[Data records for software interfaces]

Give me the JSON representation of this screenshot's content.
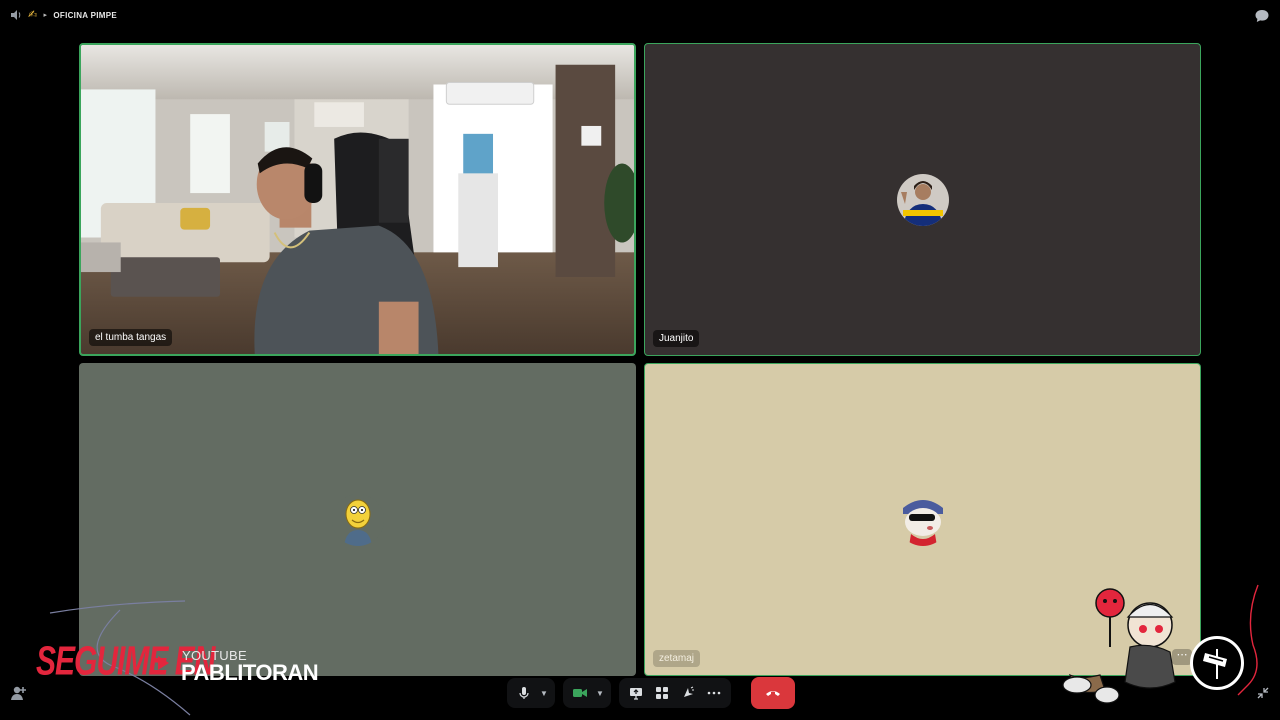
{
  "server": {
    "name": "OFICINA PIMPE"
  },
  "tiles": [
    {
      "name": "el tumba tangas",
      "type": "video"
    },
    {
      "name": "Juanjito",
      "type": "avatar"
    },
    {
      "name": "",
      "type": "avatar"
    },
    {
      "name": "zetamaj",
      "type": "avatar"
    }
  ],
  "controls": {
    "hangup_color": "#da373c",
    "camera_color": "#3ba55c"
  },
  "overlay": {
    "cta": "SEGUIME EN",
    "platform": "YOUTUBE",
    "channel": "PABLITORAN"
  },
  "colors": {
    "speaking_border": "#3ba55c",
    "accent_red": "#e3263d"
  }
}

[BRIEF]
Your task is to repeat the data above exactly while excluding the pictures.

[ANSWER]
Give me the JSON representation of this screenshot's content.
{
  "server": {
    "name": "OFICINA PIMPE"
  },
  "tiles": [
    {
      "name": "el tumba tangas",
      "type": "video"
    },
    {
      "name": "Juanjito",
      "type": "avatar"
    },
    {
      "name": "",
      "type": "avatar"
    },
    {
      "name": "zetamaj",
      "type": "avatar"
    }
  ],
  "controls": {
    "hangup_color": "#da373c",
    "camera_color": "#3ba55c"
  },
  "overlay": {
    "cta": "SEGUIME EN",
    "platform": "YOUTUBE",
    "channel": "PABLITORAN"
  },
  "colors": {
    "speaking_border": "#3ba55c",
    "accent_red": "#e3263d"
  }
}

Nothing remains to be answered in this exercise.